Economic Growth and Social Capital in Italy
We find strong convergence of per capita incomes among the Italian regions during the 1960s and 1970s. Convergence is faster, and equilibrium income levels higher, in regions with more social capital, using any of three measures: an index of civic community, the effectiveness of regional government, and citizen satisfaction with regional government. Our evidence also supports the idea that the post-1983 increases in regional dispersion of per capita GDP are due to the increased autonomy of regional governments being used more effectively in regions with higher levels of social capital. Both results confirm Putnam's view that social institutions matter, while also supporting a version of conditional convergence that makes catching-up a function of the size of the productivity gap between the richer and poorer regions.
Volume (Year): 21 (1995)
Issue (Month): 3 (Summer)
|Contact details of provider:|| Postal: |
Phone: (201) 684-7346
Web page: http://www.ramapo.edu/eea/journal.htmlEmail:
More information through EDIRC
When requesting a correction, please mention this item's handle: RePEc:eej:eeconj:v:21:y:1995:i:3:p:295-307. See general information about how to correct material in RePEc.
For technical questions regarding this item, or to correct its authors, title, abstract, bibliographic or download information, contact: (Victor Matheson, College of the Holy Cross)
If you have authored this item and are not yet registered with RePEc, we encourage you to do it here. This allows to link your profile to this item. It also allows you to accept potential citations to this item that we are uncertain about.
If references are entirely missing, you can add them using this form.
If the full references list an item that is present in RePEc, but the system did not link to it, you can help with this form.
If you know of missing items citing this one, you can help us creating those links by adding the relevant references in the same way as above, for each refering item.
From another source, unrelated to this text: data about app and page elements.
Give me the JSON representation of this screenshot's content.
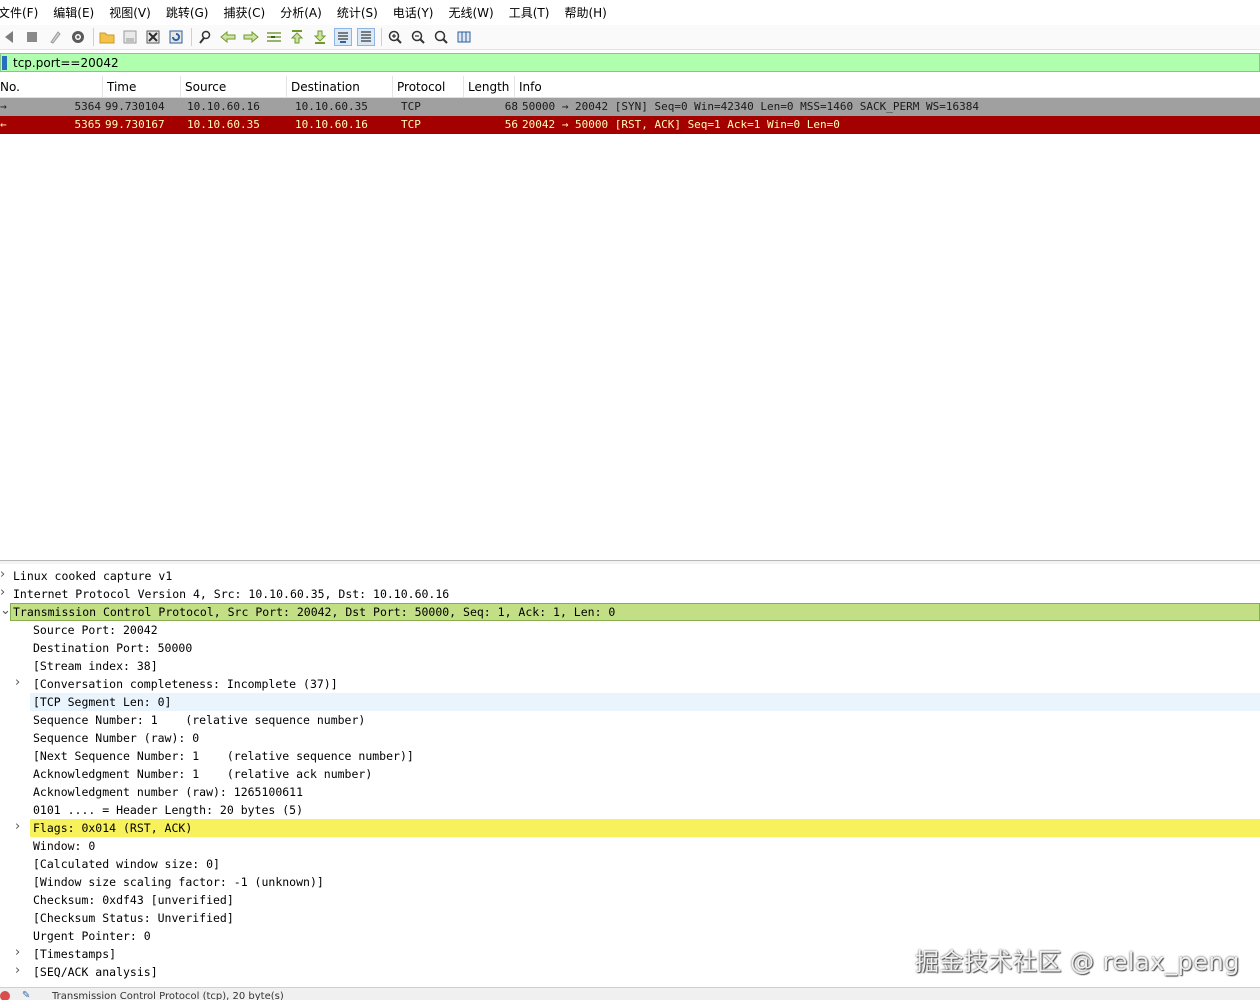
{
  "menu": [
    "文件(F)",
    "编辑(E)",
    "视图(V)",
    "跳转(G)",
    "捕获(C)",
    "分析(A)",
    "统计(S)",
    "电话(Y)",
    "无线(W)",
    "工具(T)",
    "帮助(H)"
  ],
  "toolbar": {
    "icons": [
      "start-capture-icon",
      "stop-capture-icon",
      "restart-capture-icon",
      "capture-options-icon",
      "open-file-icon",
      "save-file-icon",
      "close-file-icon",
      "reload-file-icon",
      "find-packet-icon",
      "go-back-icon",
      "go-forward-icon",
      "go-to-packet-icon",
      "go-first-icon",
      "go-last-icon",
      "auto-scroll-icon",
      "colorize-icon",
      "zoom-in-icon",
      "zoom-out-icon",
      "zoom-normal-icon",
      "resize-columns-icon"
    ]
  },
  "filter": {
    "value": "tcp.port==20042"
  },
  "packet_list": {
    "columns": [
      "No.",
      "Time",
      "Source",
      "Destination",
      "Protocol",
      "Length",
      "Info"
    ],
    "rows": [
      {
        "mark": "→",
        "no": "5364",
        "time": "99.730104",
        "source": "10.10.60.16",
        "destination": "10.10.60.35",
        "protocol": "TCP",
        "length": "68",
        "info": "50000 → 20042 [SYN] Seq=0 Win=42340 Len=0 MSS=1460 SACK_PERM WS=16384"
      },
      {
        "mark": "←",
        "no": "5365",
        "time": "99.730167",
        "source": "10.10.60.35",
        "destination": "10.10.60.16",
        "protocol": "TCP",
        "length": "56",
        "info": "20042 → 50000 [RST, ACK] Seq=1 Ack=1 Win=0 Len=0"
      }
    ]
  },
  "details": {
    "lines": [
      {
        "text": "Linux cooked capture v1",
        "level": 0,
        "arrow": ">",
        "highlight": ""
      },
      {
        "text": "Internet Protocol Version 4, Src: 10.10.60.35, Dst: 10.10.60.16",
        "level": 0,
        "arrow": ">",
        "highlight": ""
      },
      {
        "text": "Transmission Control Protocol, Src Port: 20042, Dst Port: 50000, Seq: 1, Ack: 1, Len: 0",
        "level": 0,
        "arrow": "v",
        "highlight": "tcp"
      },
      {
        "text": "Source Port: 20042",
        "level": 1,
        "arrow": "",
        "highlight": ""
      },
      {
        "text": "Destination Port: 50000",
        "level": 1,
        "arrow": "",
        "highlight": ""
      },
      {
        "text": "[Stream index: 38]",
        "level": 1,
        "arrow": "",
        "highlight": ""
      },
      {
        "text": "[Conversation completeness: Incomplete (37)]",
        "level": 1,
        "arrow": ">",
        "highlight": ""
      },
      {
        "text": "[TCP Segment Len: 0]",
        "level": 1,
        "arrow": "",
        "highlight": "seg"
      },
      {
        "text": "Sequence Number: 1    (relative sequence number)",
        "level": 1,
        "arrow": "",
        "highlight": ""
      },
      {
        "text": "Sequence Number (raw): 0",
        "level": 1,
        "arrow": "",
        "highlight": ""
      },
      {
        "text": "[Next Sequence Number: 1    (relative sequence number)]",
        "level": 1,
        "arrow": "",
        "highlight": ""
      },
      {
        "text": "Acknowledgment Number: 1    (relative ack number)",
        "level": 1,
        "arrow": "",
        "highlight": ""
      },
      {
        "text": "Acknowledgment number (raw): 1265100611",
        "level": 1,
        "arrow": "",
        "highlight": ""
      },
      {
        "text": "0101 .... = Header Length: 20 bytes (5)",
        "level": 1,
        "arrow": "",
        "highlight": ""
      },
      {
        "text": "Flags: 0x014 (RST, ACK)",
        "level": 1,
        "arrow": ">",
        "highlight": "flags"
      },
      {
        "text": "Window: 0",
        "level": 1,
        "arrow": "",
        "highlight": ""
      },
      {
        "text": "[Calculated window size: 0]",
        "level": 1,
        "arrow": "",
        "highlight": ""
      },
      {
        "text": "[Window size scaling factor: -1 (unknown)]",
        "level": 1,
        "arrow": "",
        "highlight": ""
      },
      {
        "text": "Checksum: 0xdf43 [unverified]",
        "level": 1,
        "arrow": "",
        "highlight": ""
      },
      {
        "text": "[Checksum Status: Unverified]",
        "level": 1,
        "arrow": "",
        "highlight": ""
      },
      {
        "text": "Urgent Pointer: 0",
        "level": 1,
        "arrow": "",
        "highlight": ""
      },
      {
        "text": "[Timestamps]",
        "level": 1,
        "arrow": ">",
        "highlight": ""
      },
      {
        "text": "[SEQ/ACK analysis]",
        "level": 1,
        "arrow": ">",
        "highlight": ""
      }
    ]
  },
  "status": {
    "text": "Transmission Control Protocol (tcp), 20 byte(s)"
  },
  "watermark": "掘金技术社区 @ relax_peng",
  "colors": {
    "filter_valid": "#afffaf",
    "rst_row": "#a40000",
    "syn_row": "#a0a0a0",
    "flags_highlight": "#f7f25b",
    "tcp_selected": "#c2df86"
  }
}
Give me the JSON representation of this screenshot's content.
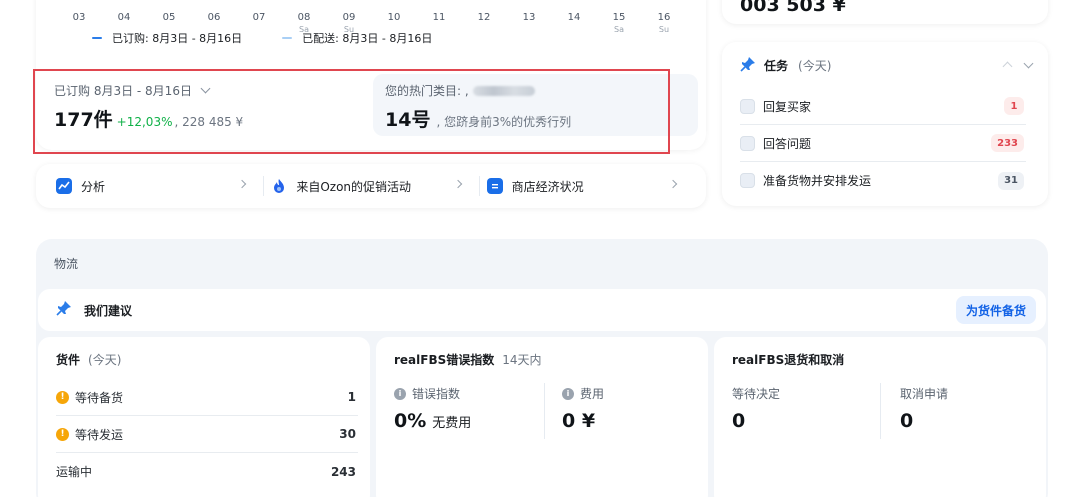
{
  "chart": {
    "days": [
      {
        "label": "03",
        "sub": ""
      },
      {
        "label": "04",
        "sub": ""
      },
      {
        "label": "05",
        "sub": ""
      },
      {
        "label": "06",
        "sub": ""
      },
      {
        "label": "07",
        "sub": ""
      },
      {
        "label": "08",
        "sub": "Sa"
      },
      {
        "label": "09",
        "sub": "Su"
      },
      {
        "label": "10",
        "sub": ""
      },
      {
        "label": "11",
        "sub": ""
      },
      {
        "label": "12",
        "sub": ""
      },
      {
        "label": "13",
        "sub": ""
      },
      {
        "label": "14",
        "sub": ""
      },
      {
        "label": "15",
        "sub": "Sa"
      },
      {
        "label": "16",
        "sub": "Su"
      }
    ],
    "legend": [
      {
        "label": "已订购: 8月3日 - 8月16日",
        "color": "#2b7de9"
      },
      {
        "label": "已配送: 8月3日 - 8月16日",
        "color": "#a9cff5"
      }
    ]
  },
  "stats": {
    "ordered_label": "已订购 8月3日 - 8月16日",
    "ordered_count": "177件",
    "ordered_change": "+12,03%",
    "ordered_amount": ", 228 485 ¥",
    "category_label": "您的热门类目: ,",
    "category_rank": "14号",
    "category_desc": ", 您跻身前3%的优秀行列"
  },
  "links": [
    {
      "label": "分析",
      "icon": "chart-icon",
      "color": "#1a6ee8"
    },
    {
      "label": "来自Ozon的促销活动",
      "icon": "fire-icon",
      "color": "#2563eb"
    },
    {
      "label": "商店经济状况",
      "icon": "document-icon",
      "color": "#1a6ee8"
    }
  ],
  "balance": {
    "value": "003 503 ¥"
  },
  "tasks": {
    "title": "任务",
    "subtitle": "(今天)",
    "items": [
      {
        "label": "回复买家",
        "count": "1",
        "badge_bg": "#fdeceb",
        "badge_color": "#e0464f"
      },
      {
        "label": "回答问题",
        "count": "233",
        "badge_bg": "#fdeceb",
        "badge_color": "#e0464f"
      },
      {
        "label": "准备货物并安排发运",
        "count": "31",
        "badge_bg": "#eef1f5",
        "badge_color": "#4b5563"
      }
    ]
  },
  "logistics": {
    "title": "物流",
    "suggest_title": "我们建议",
    "suggest_button": "为货件备货",
    "shipments": {
      "title": "货件",
      "subtitle": "(今天)",
      "rows": [
        {
          "label": "等待备货",
          "count": "1",
          "warn": true
        },
        {
          "label": "等待发运",
          "count": "30",
          "warn": true
        },
        {
          "label": "运输中",
          "count": "243",
          "warn": false
        }
      ]
    },
    "errors": {
      "title": "realFBS错误指数",
      "subtitle": "14天内",
      "metric1_label": "错误指数",
      "metric1_value": "0%",
      "metric1_note": "无费用",
      "metric2_label": "费用",
      "metric2_value": "0 ¥"
    },
    "returns": {
      "title": "realFBS退货和取消",
      "metric1_label": "等待决定",
      "metric1_value": "0",
      "metric2_label": "取消申请",
      "metric2_value": "0"
    }
  }
}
If you are a registered author of this item, you may also want to check the "citations" tab in your profile, as there may be some citations waiting for confirmation.
Please note that corrections may take a couple of weeks to filter through the various RePEc services.